The only people who have any length of experience will be the inventors and their testers, as they only started shipping to the beekeeping public in the second half of this year.
By "is heavy", you mean the hive is heavy, or the supers of honey are heavy? I ask because I actually think that western red cedar is significantly lighter than pine, so the whole hive is actually lighter than most hives. However, honey is heavy, of course, and if you have 6 full flow frames of honey, you will have about 40lb of honey adding to the weight. If you mean "is heavy" as in the expense, well yes, but this is an innovation, and we are early adopters paying the premium for that privilege!
Now to your curiosity "as to how well the honey flows out". Cedar Anderson has made a great youtube video of him draining a frame in his honey house/workshop. It looks as if it takes about 20 mins to drain the whole 3kg harvest, but the video is edited and takes less than 10 mins to watch it.
Of course the flow speed is going to depend on the viscosity of your bees' honey - thicker honey will naturally take longer, runny honey (like clover and acacia) should be pretty quick. I am very curious as to whether heather honey will drain at all, given its thixotropic nature - maybe "jiggling" the key to shake the cells will liquify the honey to help it flow. We will have to see!

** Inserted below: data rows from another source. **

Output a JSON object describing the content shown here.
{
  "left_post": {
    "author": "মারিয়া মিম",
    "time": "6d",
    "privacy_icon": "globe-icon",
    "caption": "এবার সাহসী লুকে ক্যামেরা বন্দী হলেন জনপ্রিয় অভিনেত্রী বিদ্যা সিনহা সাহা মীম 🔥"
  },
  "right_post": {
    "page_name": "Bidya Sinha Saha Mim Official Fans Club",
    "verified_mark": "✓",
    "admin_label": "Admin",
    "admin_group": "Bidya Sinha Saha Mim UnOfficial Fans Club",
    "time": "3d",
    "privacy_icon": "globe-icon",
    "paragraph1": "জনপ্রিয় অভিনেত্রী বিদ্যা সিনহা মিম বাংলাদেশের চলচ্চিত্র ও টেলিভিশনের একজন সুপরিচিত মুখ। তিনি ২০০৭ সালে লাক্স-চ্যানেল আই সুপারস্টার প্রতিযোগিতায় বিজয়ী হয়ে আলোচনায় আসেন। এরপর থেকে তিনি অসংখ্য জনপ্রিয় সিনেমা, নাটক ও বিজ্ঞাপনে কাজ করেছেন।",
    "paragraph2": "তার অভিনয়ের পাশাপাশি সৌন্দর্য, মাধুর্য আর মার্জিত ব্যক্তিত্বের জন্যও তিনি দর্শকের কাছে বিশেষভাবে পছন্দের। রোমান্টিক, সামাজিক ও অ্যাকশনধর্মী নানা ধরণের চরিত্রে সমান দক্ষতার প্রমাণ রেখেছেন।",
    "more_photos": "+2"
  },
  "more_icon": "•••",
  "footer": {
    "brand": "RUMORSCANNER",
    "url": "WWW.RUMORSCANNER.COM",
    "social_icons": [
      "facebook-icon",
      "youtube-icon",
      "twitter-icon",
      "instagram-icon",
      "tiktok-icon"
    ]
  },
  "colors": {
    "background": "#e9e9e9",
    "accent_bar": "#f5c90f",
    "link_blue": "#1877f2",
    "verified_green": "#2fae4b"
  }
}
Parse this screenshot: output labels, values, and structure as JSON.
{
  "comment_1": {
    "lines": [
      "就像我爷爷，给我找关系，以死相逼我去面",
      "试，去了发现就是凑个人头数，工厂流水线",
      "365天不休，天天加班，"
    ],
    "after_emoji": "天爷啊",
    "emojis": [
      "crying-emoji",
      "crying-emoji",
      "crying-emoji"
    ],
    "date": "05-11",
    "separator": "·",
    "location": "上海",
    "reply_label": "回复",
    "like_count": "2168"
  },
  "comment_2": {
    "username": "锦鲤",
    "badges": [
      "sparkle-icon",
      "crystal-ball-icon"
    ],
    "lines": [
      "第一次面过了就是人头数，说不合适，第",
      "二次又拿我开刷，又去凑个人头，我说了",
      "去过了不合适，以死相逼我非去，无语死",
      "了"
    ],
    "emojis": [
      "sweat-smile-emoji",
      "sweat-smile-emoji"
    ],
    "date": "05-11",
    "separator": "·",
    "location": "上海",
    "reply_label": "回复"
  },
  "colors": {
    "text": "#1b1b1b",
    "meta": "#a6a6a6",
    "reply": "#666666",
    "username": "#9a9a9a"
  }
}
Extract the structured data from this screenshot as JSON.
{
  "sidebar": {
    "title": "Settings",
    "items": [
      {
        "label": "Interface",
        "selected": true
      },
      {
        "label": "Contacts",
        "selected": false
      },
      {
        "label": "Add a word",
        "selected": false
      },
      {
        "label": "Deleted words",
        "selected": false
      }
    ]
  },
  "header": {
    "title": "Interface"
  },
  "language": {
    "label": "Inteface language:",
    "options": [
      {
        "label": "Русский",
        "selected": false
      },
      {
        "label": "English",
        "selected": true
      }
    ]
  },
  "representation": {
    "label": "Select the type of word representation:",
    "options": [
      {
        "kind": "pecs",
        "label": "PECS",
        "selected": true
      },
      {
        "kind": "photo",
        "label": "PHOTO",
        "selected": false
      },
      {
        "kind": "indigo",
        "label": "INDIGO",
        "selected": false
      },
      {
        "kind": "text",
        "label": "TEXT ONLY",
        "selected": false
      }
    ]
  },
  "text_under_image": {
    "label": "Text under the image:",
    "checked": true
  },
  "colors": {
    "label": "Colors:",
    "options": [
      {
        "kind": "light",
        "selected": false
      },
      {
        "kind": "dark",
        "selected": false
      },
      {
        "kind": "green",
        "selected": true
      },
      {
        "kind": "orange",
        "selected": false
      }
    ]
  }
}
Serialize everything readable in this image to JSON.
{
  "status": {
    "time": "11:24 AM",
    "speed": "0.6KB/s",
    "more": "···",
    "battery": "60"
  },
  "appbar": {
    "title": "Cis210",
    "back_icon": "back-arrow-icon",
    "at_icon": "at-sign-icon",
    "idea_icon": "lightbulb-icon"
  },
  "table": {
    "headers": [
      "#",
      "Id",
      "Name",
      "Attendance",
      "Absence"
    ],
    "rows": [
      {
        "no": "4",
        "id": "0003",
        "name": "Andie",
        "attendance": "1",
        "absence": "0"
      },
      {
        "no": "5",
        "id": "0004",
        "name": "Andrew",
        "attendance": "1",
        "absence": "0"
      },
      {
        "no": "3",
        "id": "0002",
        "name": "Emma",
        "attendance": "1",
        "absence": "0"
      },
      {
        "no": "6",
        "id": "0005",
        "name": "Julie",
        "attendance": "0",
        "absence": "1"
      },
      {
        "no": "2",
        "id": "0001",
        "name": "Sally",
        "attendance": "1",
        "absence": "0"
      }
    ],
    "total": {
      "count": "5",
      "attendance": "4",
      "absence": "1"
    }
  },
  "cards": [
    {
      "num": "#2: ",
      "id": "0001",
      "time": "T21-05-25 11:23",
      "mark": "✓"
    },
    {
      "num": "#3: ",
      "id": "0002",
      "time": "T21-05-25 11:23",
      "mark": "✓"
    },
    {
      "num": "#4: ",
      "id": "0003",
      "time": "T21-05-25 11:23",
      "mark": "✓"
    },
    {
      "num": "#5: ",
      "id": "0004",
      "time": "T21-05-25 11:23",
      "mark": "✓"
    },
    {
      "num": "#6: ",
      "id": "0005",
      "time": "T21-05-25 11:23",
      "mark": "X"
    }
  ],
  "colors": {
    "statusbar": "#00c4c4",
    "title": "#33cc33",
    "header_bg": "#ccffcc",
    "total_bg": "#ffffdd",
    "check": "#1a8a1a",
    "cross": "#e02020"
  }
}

Anyhow, hope that helps. This time next year, you will have thousands of people with a year of experience of the Flow Hive to answer your questions.